Element data from apps and pages
>>>
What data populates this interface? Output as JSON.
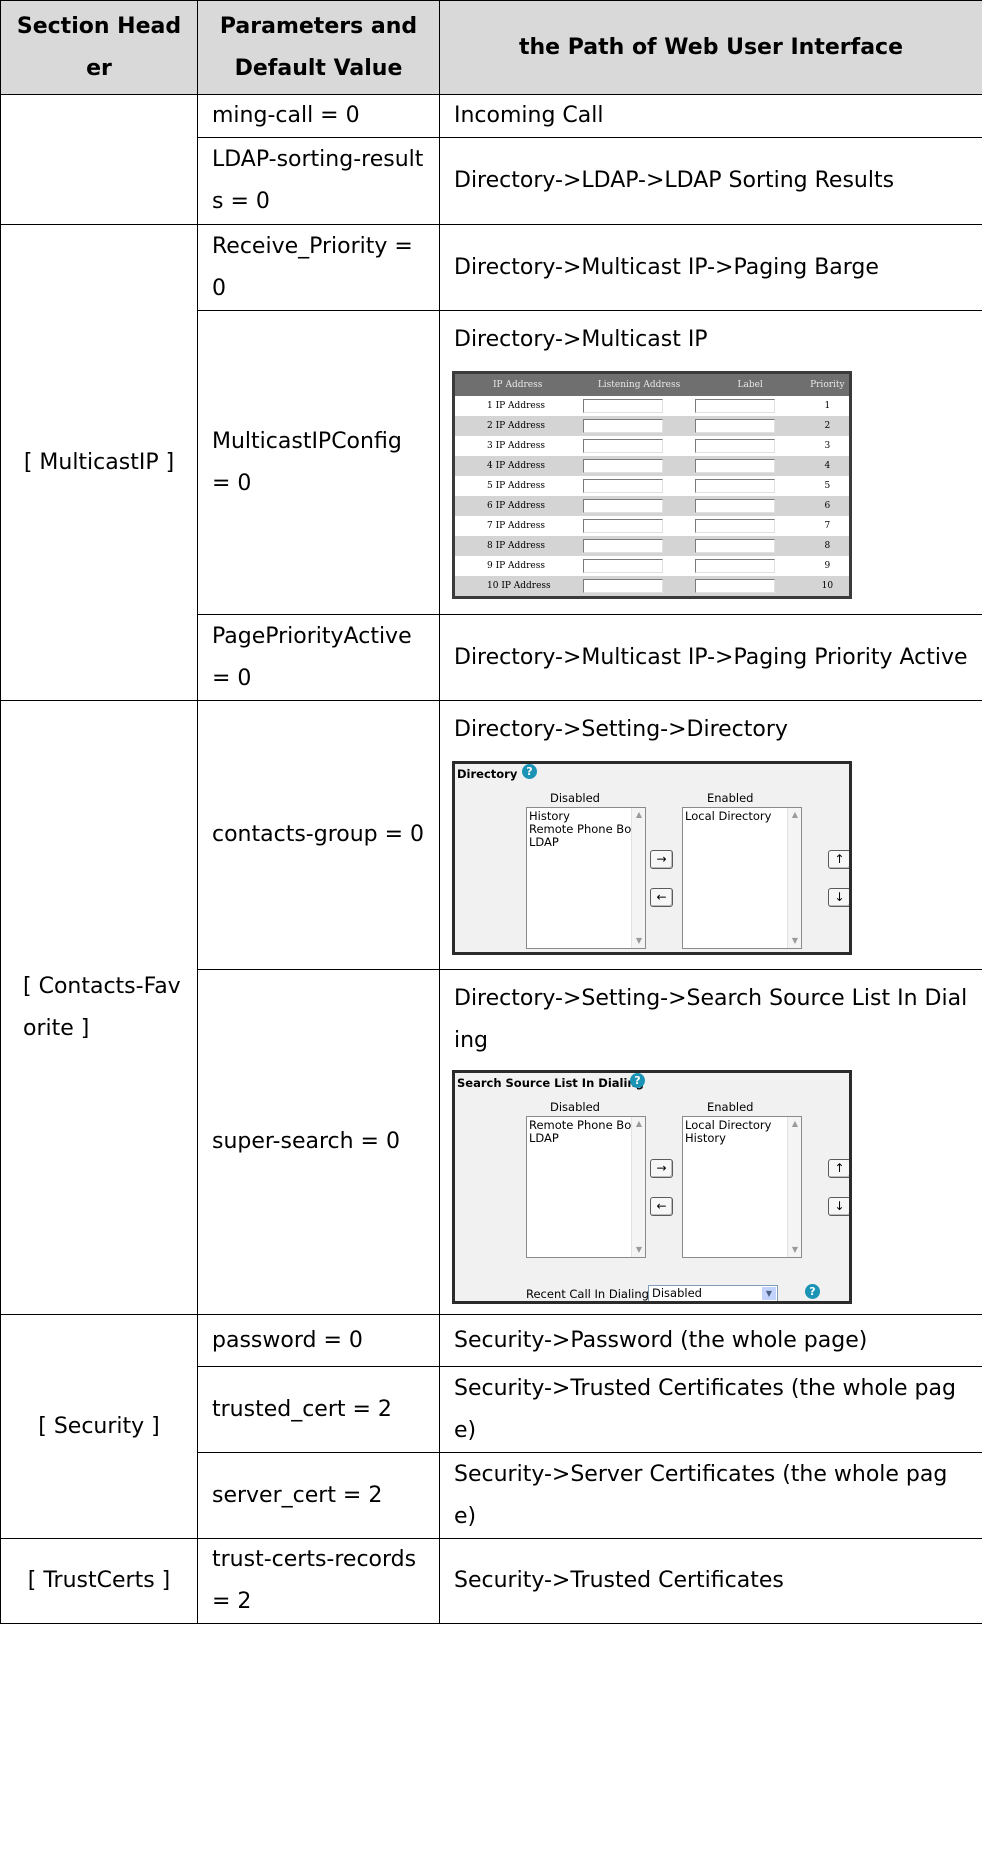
{
  "headers": [
    "Section Header",
    "Parameters and Default Value",
    "the Path of Web User Interface"
  ],
  "rows": {
    "r1": {
      "param": "ming-call = 0",
      "path": "Incoming Call"
    },
    "r2": {
      "param": "LDAP-sorting-results = 0",
      "path": "Directory->LDAP->LDAP Sorting Results"
    },
    "multicast_section": "[ MulticastIP ]",
    "r3": {
      "param": "Receive_Priority = 0",
      "path": "Directory->Multicast IP->Paging Barge"
    },
    "r4": {
      "param": "MulticastIPConfig = 0",
      "path": "Directory->Multicast IP"
    },
    "r5": {
      "param": "PagePriorityActive = 0",
      "path": "Directory->Multicast IP->Paging Priority Active"
    },
    "contacts_section": "[ Contacts-Favorite ]",
    "r6": {
      "param": "contacts-group = 0",
      "path": "Directory->Setting->Directory"
    },
    "r7": {
      "param": "super-search = 0",
      "path": "Directory->Setting->Search Source List In Dialing"
    },
    "security_section": "[ Security ]",
    "r8": {
      "param": "password = 0",
      "path": "Security->Password (the whole page)"
    },
    "r9": {
      "param": "trusted_cert = 2",
      "path": "Security->Trusted Certificates (the whole page)"
    },
    "r10": {
      "param": "server_cert = 2",
      "path": "Security->Server Certificates (the whole page)"
    },
    "trustcerts_section": "[ TrustCerts ]",
    "r11": {
      "param": "trust-certs-records = 2",
      "path": "Security->Trusted Certificates"
    }
  },
  "multicast_table": {
    "headers": [
      "IP Address",
      "Listening Address",
      "Label",
      "Priority"
    ],
    "rows": [
      {
        "name": "1  IP Address",
        "priority": "1"
      },
      {
        "name": "2  IP Address",
        "priority": "2"
      },
      {
        "name": "3  IP Address",
        "priority": "3"
      },
      {
        "name": "4  IP Address",
        "priority": "4"
      },
      {
        "name": "5  IP Address",
        "priority": "5"
      },
      {
        "name": "6  IP Address",
        "priority": "6"
      },
      {
        "name": "7  IP Address",
        "priority": "7"
      },
      {
        "name": "8  IP Address",
        "priority": "8"
      },
      {
        "name": "9  IP Address",
        "priority": "9"
      },
      {
        "name": "10  IP Address",
        "priority": "10"
      }
    ]
  },
  "directory_box": {
    "title": "Directory",
    "disabled_label": "Disabled",
    "enabled_label": "Enabled",
    "disabled_items": [
      "History",
      "Remote Phone Bool",
      "LDAP"
    ],
    "enabled_items": [
      "Local Directory"
    ],
    "right_arrow": "→",
    "left_arrow": "←",
    "up_arrow": "↑",
    "down_arrow": "↓"
  },
  "search_box": {
    "title": "Search Source List In Dialing",
    "disabled_label": "Disabled",
    "enabled_label": "Enabled",
    "disabled_items": [
      "Remote Phone Bool",
      "LDAP"
    ],
    "enabled_items": [
      "Local Directory",
      "History"
    ],
    "recent_label": "Recent Call In Dialing",
    "recent_value": "Disabled",
    "right_arrow": "→",
    "left_arrow": "←",
    "up_arrow": "↑",
    "down_arrow": "↓"
  },
  "icons": {
    "help": "question-circle-icon",
    "help_color": "#1a93b5"
  }
}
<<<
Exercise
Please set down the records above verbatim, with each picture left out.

Output of the exercise
What data populates this interface? Output as JSON.
{
  "headers": [
    "Section Header",
    "Parameters and Default Value",
    "the Path of Web User Interface"
  ],
  "rows": {
    "r1": {
      "param": "ming-call = 0",
      "path": "Incoming Call"
    },
    "r2": {
      "param": "LDAP-sorting-results = 0",
      "path": "Directory->LDAP->LDAP Sorting Results"
    },
    "multicast_section": "[ MulticastIP ]",
    "r3": {
      "param": "Receive_Priority = 0",
      "path": "Directory->Multicast IP->Paging Barge"
    },
    "r4": {
      "param": "MulticastIPConfig = 0",
      "path": "Directory->Multicast IP"
    },
    "r5": {
      "param": "PagePriorityActive = 0",
      "path": "Directory->Multicast IP->Paging Priority Active"
    },
    "contacts_section": "[ Contacts-Favorite ]",
    "r6": {
      "param": "contacts-group = 0",
      "path": "Directory->Setting->Directory"
    },
    "r7": {
      "param": "super-search = 0",
      "path": "Directory->Setting->Search Source List In Dialing"
    },
    "security_section": "[ Security ]",
    "r8": {
      "param": "password = 0",
      "path": "Security->Password (the whole page)"
    },
    "r9": {
      "param": "trusted_cert = 2",
      "path": "Security->Trusted Certificates (the whole page)"
    },
    "r10": {
      "param": "server_cert = 2",
      "path": "Security->Server Certificates (the whole page)"
    },
    "trustcerts_section": "[ TrustCerts ]",
    "r11": {
      "param": "trust-certs-records = 2",
      "path": "Security->Trusted Certificates"
    }
  },
  "multicast_table": {
    "headers": [
      "IP Address",
      "Listening Address",
      "Label",
      "Priority"
    ],
    "rows": [
      {
        "name": "1  IP Address",
        "priority": "1"
      },
      {
        "name": "2  IP Address",
        "priority": "2"
      },
      {
        "name": "3  IP Address",
        "priority": "3"
      },
      {
        "name": "4  IP Address",
        "priority": "4"
      },
      {
        "name": "5  IP Address",
        "priority": "5"
      },
      {
        "name": "6  IP Address",
        "priority": "6"
      },
      {
        "name": "7  IP Address",
        "priority": "7"
      },
      {
        "name": "8  IP Address",
        "priority": "8"
      },
      {
        "name": "9  IP Address",
        "priority": "9"
      },
      {
        "name": "10  IP Address",
        "priority": "10"
      }
    ]
  },
  "directory_box": {
    "title": "Directory",
    "disabled_label": "Disabled",
    "enabled_label": "Enabled",
    "disabled_items": [
      "History",
      "Remote Phone Bool",
      "LDAP"
    ],
    "enabled_items": [
      "Local Directory"
    ],
    "right_arrow": "→",
    "left_arrow": "←",
    "up_arrow": "↑",
    "down_arrow": "↓"
  },
  "search_box": {
    "title": "Search Source List In Dialing",
    "disabled_label": "Disabled",
    "enabled_label": "Enabled",
    "disabled_items": [
      "Remote Phone Bool",
      "LDAP"
    ],
    "enabled_items": [
      "Local Directory",
      "History"
    ],
    "recent_label": "Recent Call In Dialing",
    "recent_value": "Disabled",
    "right_arrow": "→",
    "left_arrow": "←",
    "up_arrow": "↑",
    "down_arrow": "↓"
  },
  "icons": {
    "help": "question-circle-icon",
    "help_color": "#1a93b5"
  }
}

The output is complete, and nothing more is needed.